[WHAT TO DO] Search the data for the word "JSON" and copy out every line that has it.

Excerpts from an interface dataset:
Segment Open

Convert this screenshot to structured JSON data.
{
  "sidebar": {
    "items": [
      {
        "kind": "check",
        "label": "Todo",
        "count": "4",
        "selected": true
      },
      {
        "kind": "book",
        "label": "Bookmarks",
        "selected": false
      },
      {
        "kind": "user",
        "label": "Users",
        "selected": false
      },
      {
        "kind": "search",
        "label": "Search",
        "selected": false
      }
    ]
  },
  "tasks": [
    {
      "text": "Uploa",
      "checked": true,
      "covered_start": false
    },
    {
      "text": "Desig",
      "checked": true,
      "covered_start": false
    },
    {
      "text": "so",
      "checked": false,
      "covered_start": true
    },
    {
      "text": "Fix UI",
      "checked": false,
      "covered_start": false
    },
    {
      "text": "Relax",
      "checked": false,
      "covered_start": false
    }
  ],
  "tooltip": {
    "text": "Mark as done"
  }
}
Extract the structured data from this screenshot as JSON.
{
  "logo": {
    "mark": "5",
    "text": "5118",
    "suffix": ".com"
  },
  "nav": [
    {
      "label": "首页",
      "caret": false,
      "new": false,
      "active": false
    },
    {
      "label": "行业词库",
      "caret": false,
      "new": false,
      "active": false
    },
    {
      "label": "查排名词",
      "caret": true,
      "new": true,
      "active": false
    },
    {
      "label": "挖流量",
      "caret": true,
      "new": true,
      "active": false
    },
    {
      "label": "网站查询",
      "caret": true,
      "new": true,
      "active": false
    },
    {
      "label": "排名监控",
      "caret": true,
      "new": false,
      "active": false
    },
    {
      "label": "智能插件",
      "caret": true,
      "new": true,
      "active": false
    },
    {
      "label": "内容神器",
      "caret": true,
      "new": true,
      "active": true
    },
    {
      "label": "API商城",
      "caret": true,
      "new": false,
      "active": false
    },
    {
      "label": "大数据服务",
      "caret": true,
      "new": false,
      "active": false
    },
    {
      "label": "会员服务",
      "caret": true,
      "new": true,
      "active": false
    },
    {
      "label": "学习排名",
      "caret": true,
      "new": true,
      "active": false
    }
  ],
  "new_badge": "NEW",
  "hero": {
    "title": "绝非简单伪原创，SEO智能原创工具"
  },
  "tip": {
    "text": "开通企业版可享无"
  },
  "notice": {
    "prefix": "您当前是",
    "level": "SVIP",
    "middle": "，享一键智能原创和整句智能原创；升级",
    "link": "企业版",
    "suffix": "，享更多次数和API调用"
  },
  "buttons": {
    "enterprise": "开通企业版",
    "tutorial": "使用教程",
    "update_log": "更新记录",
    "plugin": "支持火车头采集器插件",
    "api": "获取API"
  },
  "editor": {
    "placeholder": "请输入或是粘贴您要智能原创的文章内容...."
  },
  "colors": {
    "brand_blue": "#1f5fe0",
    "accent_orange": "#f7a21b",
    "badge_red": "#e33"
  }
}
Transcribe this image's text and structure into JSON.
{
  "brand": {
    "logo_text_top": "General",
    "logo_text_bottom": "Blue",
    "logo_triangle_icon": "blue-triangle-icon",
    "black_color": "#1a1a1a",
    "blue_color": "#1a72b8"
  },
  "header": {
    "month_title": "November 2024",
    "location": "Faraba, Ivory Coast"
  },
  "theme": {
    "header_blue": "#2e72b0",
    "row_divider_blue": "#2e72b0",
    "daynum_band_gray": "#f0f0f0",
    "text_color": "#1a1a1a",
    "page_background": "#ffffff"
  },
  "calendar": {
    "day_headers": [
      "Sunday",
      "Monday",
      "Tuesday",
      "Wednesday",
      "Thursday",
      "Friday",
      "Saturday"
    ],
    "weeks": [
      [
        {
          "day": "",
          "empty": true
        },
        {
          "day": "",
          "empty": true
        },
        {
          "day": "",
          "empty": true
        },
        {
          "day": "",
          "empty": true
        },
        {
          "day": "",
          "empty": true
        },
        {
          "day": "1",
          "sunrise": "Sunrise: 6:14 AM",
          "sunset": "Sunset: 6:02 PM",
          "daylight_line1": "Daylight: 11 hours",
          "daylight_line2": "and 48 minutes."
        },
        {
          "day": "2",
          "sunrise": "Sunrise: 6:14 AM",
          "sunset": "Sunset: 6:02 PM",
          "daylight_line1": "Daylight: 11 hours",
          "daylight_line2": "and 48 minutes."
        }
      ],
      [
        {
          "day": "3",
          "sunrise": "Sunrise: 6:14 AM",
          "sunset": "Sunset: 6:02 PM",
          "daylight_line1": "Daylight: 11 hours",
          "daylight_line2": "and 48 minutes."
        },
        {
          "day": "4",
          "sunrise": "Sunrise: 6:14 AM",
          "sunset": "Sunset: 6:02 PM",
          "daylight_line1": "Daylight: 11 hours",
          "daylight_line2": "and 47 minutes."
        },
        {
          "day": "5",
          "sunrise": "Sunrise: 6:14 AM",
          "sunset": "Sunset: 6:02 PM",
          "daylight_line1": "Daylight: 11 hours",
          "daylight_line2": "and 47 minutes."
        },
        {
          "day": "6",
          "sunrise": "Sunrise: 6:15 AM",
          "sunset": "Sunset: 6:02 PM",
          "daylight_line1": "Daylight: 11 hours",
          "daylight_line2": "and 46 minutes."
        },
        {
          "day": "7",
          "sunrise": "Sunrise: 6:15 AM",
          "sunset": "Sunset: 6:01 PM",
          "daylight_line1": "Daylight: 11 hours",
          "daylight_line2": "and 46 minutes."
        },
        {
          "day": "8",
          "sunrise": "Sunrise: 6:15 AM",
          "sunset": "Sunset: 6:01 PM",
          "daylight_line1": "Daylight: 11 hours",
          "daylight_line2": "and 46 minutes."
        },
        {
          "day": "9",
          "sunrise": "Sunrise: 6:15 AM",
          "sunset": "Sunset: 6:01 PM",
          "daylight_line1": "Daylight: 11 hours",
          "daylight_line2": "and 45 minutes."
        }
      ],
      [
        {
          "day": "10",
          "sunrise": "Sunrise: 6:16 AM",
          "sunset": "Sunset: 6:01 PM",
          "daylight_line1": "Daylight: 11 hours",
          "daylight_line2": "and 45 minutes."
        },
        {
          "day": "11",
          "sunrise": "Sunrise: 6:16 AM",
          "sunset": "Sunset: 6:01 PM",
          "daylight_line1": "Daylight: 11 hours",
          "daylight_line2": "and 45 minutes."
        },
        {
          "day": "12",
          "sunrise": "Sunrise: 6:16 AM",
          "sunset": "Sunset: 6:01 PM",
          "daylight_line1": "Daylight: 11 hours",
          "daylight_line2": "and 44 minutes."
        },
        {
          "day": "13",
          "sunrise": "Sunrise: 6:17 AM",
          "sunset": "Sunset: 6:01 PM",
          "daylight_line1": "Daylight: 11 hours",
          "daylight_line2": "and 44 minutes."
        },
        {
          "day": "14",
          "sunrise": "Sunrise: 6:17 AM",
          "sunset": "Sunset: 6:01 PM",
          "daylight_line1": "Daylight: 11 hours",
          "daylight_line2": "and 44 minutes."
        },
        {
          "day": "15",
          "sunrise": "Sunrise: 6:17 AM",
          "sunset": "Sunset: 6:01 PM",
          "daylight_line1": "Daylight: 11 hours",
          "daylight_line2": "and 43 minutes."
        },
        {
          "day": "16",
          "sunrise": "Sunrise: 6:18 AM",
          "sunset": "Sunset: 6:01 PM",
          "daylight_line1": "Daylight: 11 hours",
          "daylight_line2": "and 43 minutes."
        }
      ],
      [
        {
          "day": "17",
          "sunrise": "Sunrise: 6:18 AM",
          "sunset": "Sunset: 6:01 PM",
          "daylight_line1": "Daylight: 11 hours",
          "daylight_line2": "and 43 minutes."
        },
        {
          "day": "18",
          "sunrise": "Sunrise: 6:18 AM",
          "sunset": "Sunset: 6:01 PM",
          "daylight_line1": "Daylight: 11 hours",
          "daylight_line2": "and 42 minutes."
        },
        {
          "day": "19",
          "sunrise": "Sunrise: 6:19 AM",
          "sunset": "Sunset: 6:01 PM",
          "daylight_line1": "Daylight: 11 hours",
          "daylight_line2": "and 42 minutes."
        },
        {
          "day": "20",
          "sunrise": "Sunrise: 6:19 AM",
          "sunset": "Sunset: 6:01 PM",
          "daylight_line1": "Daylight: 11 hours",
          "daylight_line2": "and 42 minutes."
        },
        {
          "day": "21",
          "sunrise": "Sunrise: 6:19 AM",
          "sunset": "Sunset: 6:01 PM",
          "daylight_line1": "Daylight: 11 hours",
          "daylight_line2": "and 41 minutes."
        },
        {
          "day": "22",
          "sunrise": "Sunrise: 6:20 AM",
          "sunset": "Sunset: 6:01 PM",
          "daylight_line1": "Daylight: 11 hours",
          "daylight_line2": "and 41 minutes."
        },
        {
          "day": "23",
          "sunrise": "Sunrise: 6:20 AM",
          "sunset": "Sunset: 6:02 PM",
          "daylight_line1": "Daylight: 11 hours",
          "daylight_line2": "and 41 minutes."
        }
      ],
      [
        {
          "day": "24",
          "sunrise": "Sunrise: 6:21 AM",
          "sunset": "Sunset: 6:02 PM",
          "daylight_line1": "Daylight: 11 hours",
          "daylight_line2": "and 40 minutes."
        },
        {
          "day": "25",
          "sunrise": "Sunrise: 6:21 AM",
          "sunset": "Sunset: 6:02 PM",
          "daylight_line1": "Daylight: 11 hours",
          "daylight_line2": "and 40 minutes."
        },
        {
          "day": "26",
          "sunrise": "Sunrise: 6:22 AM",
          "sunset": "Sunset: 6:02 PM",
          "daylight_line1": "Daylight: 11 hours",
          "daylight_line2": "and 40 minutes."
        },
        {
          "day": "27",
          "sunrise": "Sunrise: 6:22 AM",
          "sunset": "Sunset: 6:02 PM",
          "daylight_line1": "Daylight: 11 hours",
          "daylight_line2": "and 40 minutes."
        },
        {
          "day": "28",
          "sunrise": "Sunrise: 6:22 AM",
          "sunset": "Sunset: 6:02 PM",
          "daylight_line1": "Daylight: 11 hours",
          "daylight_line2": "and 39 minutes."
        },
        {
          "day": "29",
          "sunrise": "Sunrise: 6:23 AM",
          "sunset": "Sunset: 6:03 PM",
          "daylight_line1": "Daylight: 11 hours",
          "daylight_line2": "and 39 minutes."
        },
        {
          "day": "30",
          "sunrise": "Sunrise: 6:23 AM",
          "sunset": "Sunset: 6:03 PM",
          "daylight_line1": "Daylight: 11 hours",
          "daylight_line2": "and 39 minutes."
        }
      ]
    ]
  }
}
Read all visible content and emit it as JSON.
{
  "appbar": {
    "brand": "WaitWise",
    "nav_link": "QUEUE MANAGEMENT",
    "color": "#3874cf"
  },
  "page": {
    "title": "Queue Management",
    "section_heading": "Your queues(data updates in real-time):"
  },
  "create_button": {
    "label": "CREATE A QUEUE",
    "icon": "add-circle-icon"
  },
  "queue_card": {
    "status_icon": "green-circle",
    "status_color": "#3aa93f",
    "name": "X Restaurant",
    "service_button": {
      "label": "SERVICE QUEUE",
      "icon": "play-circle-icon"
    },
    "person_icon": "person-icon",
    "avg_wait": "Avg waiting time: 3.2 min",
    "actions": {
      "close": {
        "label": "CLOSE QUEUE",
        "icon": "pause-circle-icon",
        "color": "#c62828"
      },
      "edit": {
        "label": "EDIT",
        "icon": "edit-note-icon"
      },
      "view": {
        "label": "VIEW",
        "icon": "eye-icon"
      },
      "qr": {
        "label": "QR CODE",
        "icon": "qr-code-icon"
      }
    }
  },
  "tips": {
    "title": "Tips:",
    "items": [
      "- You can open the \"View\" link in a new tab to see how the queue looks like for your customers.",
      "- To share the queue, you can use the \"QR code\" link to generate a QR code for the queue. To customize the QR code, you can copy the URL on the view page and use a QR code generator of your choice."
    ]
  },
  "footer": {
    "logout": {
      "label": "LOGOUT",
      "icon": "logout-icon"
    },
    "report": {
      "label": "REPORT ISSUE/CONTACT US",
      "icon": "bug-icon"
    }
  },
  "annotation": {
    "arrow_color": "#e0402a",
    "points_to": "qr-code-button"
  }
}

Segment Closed

[PROBLEM SOLUTION]
Convert this screenshot to structured JSON data.
Extract the structured data from this screenshot as JSON.
Transcribe this image's text and structure into JSON.
Read all visible content and emit it as JSON.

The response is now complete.